** Data section follows **

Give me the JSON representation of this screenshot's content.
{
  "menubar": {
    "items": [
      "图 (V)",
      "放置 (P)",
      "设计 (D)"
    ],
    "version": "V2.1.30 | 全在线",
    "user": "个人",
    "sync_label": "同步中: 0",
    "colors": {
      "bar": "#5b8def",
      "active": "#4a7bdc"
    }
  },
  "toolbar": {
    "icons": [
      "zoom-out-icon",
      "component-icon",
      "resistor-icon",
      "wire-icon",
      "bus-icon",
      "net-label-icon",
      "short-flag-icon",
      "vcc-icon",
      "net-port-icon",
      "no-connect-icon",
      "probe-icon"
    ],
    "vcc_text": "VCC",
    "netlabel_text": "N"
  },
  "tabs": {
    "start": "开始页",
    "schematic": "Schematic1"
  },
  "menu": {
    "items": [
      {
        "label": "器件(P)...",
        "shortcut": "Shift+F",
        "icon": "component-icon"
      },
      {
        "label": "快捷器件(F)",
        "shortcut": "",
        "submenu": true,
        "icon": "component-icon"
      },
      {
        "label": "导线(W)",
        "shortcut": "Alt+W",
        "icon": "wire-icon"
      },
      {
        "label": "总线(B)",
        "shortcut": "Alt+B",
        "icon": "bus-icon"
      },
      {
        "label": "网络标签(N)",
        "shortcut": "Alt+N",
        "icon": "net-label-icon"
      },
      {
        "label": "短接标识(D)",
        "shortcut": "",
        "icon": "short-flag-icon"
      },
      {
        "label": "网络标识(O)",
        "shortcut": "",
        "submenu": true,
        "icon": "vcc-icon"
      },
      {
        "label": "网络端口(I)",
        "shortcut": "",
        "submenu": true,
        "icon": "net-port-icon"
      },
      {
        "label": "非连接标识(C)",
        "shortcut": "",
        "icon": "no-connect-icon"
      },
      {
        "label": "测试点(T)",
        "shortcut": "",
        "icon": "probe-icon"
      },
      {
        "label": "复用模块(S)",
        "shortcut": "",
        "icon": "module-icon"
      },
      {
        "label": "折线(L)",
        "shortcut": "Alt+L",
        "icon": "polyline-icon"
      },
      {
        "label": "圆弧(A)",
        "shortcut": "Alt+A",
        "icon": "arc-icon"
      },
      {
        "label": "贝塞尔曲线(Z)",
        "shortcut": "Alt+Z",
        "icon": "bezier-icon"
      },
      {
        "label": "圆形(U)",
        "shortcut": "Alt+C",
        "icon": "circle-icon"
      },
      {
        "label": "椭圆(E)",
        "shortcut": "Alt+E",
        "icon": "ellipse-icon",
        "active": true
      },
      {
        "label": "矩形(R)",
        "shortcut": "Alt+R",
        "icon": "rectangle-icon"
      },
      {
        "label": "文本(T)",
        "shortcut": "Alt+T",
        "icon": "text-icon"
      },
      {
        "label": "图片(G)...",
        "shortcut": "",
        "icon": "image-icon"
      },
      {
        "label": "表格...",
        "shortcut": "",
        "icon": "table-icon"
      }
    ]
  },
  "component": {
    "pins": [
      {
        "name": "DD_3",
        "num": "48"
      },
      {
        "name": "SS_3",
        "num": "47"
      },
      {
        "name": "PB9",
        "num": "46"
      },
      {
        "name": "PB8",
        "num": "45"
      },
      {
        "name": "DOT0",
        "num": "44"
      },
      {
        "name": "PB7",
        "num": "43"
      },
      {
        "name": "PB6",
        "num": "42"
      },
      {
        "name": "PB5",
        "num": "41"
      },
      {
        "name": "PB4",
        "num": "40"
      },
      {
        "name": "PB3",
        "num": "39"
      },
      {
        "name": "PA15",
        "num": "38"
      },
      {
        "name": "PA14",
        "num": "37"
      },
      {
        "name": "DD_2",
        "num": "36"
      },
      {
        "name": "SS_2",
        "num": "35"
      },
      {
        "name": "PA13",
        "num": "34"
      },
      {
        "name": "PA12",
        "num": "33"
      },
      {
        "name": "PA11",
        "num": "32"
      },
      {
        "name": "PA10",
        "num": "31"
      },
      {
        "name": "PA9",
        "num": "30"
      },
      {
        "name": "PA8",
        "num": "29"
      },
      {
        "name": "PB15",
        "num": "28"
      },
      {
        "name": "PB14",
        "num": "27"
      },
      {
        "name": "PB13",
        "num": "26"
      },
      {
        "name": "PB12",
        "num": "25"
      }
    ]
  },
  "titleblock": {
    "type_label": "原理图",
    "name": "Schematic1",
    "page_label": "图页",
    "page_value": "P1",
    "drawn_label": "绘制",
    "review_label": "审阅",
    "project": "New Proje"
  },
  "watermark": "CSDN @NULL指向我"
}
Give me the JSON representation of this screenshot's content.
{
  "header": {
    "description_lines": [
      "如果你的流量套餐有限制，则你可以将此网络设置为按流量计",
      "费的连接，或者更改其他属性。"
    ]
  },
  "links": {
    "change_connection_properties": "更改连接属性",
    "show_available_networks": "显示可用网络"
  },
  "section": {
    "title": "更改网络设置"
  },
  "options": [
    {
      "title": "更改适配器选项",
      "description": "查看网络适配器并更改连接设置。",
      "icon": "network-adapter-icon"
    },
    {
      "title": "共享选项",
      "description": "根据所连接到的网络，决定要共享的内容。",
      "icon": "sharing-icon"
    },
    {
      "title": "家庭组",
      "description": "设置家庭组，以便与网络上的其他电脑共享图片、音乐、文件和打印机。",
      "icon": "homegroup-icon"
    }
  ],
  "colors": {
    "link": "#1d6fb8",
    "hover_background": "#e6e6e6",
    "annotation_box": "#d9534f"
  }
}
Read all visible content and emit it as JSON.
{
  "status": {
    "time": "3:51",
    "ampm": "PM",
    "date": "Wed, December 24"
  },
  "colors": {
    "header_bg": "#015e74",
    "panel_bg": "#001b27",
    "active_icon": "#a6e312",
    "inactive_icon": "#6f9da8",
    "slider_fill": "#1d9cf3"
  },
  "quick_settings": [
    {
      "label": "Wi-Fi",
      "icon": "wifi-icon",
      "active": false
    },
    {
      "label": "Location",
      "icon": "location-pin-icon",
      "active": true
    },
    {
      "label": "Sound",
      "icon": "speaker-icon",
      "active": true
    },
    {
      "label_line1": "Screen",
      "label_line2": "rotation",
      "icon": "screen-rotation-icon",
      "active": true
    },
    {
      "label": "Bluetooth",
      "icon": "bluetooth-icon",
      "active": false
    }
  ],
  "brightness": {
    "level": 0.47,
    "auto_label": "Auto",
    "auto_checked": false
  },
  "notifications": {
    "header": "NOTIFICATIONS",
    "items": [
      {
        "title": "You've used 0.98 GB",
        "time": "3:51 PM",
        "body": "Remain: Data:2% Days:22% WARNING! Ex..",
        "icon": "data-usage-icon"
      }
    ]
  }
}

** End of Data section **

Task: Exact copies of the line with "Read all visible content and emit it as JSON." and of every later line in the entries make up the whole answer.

Solution to the problem:
Read all visible content and emit it as JSON.
{
  "status": {
    "time": "3:51",
    "ampm": "PM",
    "date": "Wed, December 24"
  },
  "colors": {
    "header_bg": "#015e74",
    "panel_bg": "#001b27",
    "active_icon": "#a6e312",
    "inactive_icon": "#6f9da8",
    "slider_fill": "#1d9cf3"
  },
  "quick_settings": [
    {
      "label": "Wi-Fi",
      "icon": "wifi-icon",
      "active": false
    },
    {
      "label": "Location",
      "icon": "location-pin-icon",
      "active": true
    },
    {
      "label": "Sound",
      "icon": "speaker-icon",
      "active": true
    },
    {
      "label_line1": "Screen",
      "label_line2": "rotation",
      "icon": "screen-rotation-icon",
      "active": true
    },
    {
      "label": "Bluetooth",
      "icon": "bluetooth-icon",
      "active": false
    }
  ],
  "brightness": {
    "level": 0.47,
    "auto_label": "Auto",
    "auto_checked": false
  },
  "notifications": {
    "header": "NOTIFICATIONS",
    "items": [
      {
        "title": "You've used 0.98 GB",
        "time": "3:51 PM",
        "body": "Remain: Data:2% Days:22% WARNING! Ex..",
        "icon": "data-usage-icon"
      }
    ]
  }
}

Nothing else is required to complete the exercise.